baltimore-county-public-schools-bcpsBaltimore County Councilman David Marks confirmed on Tuesday that planning money will be in the upcoming capital budget to advance a new Towson High School and a high school in central or northeastern Baltimore County.

By 2026, Baltimore County Public Schools anticipates that Towson High will be 456 students over its state-rated capacity. Two schools in the central and northeastern Baltimore County will also be overcrowded, with Dulaney High School at 188 students over its state-recommended capacity by 2026, and Perry Hall High at 234 students overcapacity.

“I am delighted by this news from the County Executive’s office,” Councilman Marks said. “As overcrowding has worsened, Towson High School has been a priority for parents in my district who recognize we need a new campus at that location. The construction of a new northeastern high school, meanwhile, has been the ‘Holy Grail’ in our area for so many years. I have personally worked on this issue for nearly two decades. Many thanks to the parents and community leaders, and to School Board members such as Julie Henn, for their advocacy and leadership.”

The planning money begins the process of building the new schools, and there are many questions that will be reviewed by engineers and experts from the school system. The next administration and County Council will need to allocate funding for construction.

16 BCPS students named National Merit semifinalists

National Merit ScholarshipSixteen Baltimore County Public Schools students from eight high schools have been named semifinalists in the 63rd annual National Merit Scholarship Program coordinated by the National Merit Scholarship Corporation.

The honored students are:

Dulaney High School
Samantha T. Engler
Sherry Guo
Abhinav S. Khushalani
Adabelle Xie
Megan Zhang

Franklin High School
Mckenzie K. Patrick

George Washington Carver Center for Arts and Technology
Michael A. Krasnitski
Diana Liepinya

Hereford High School
Justin D. Ciemian
Tyler T. Honeywell

Loch Raven High School
Caleb A. Lacey

Perry Hall High School
Malachi M. Fowler

Towson High School
Ciara E. Donegan
Kristin M. Donegan
Olivia T. Goodrich

Western School of Technology and Environmental Science
Albert J. Ko

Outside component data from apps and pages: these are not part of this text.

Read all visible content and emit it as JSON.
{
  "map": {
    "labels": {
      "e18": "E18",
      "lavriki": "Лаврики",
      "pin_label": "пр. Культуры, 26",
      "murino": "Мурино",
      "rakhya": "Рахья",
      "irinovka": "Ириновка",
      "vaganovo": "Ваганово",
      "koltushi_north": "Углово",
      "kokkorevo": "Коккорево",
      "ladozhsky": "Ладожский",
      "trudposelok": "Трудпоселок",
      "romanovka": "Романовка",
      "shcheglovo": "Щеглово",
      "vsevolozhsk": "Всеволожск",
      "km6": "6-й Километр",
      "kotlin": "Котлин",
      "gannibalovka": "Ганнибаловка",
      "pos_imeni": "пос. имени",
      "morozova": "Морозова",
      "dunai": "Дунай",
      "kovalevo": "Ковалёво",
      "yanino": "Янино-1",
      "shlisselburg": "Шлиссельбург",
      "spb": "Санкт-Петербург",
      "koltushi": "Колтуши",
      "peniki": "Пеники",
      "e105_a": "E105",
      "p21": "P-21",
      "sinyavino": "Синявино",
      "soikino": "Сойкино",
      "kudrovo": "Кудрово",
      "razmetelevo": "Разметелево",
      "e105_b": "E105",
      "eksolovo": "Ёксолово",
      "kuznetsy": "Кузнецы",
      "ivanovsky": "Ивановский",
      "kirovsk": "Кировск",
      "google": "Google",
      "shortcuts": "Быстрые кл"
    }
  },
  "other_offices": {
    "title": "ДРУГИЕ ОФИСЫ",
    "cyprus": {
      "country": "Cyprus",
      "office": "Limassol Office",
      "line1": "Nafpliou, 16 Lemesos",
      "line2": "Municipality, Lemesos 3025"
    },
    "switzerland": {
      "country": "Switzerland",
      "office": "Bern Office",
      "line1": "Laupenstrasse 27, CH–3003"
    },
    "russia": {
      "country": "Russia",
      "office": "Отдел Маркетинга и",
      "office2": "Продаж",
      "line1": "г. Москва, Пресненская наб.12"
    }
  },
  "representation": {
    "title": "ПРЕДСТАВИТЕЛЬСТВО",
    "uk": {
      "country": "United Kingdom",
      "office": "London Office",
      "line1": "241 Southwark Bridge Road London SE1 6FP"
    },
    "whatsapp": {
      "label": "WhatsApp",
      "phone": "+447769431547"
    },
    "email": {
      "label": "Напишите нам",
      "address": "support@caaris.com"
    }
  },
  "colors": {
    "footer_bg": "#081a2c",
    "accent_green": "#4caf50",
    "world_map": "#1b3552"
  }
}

“We are so proud of these BCPS students for their demonstrated commitment to academic achievement and for taking full advantage of the instruction and support provided by teachers, families, and administrators,” said BCPS Interim Superintendent Verletta White. “We wish our semifinalists well as they compete for finalist ranking, and we look forward to following their post-graduate careers.”

About 1.6 million juniors from more than 22,000 high schools applied for the 2018 National Merit Scholarship Program by participating in the 2016 Preliminary SAT/National Merit Scholarship Qualifying Test (PSAT/NSMQT®). The highest scoring entrants in each state create the national pool of 16,000 semifinalists, which represents less than 1 percent of high school seniors in the nation. Most semifinalists advance to the finalist level (based on their academic records, recommendations and SAT scores) and compete for 7,500 National Merit Scholarships.

Through its longstanding partnership with the College Board, which administers the PSAT/NSMQT, Baltimore County Public Schools provides funding so that all students in Grades 9, 10, and 11 students can take the PSAT/NSMQT at no charge to them or their families and that all Grade 11 students can take the SAT at no charge. The PSAT test provides practice for the SAT and provides BCPS educators with important assessments of student strengths and challenges.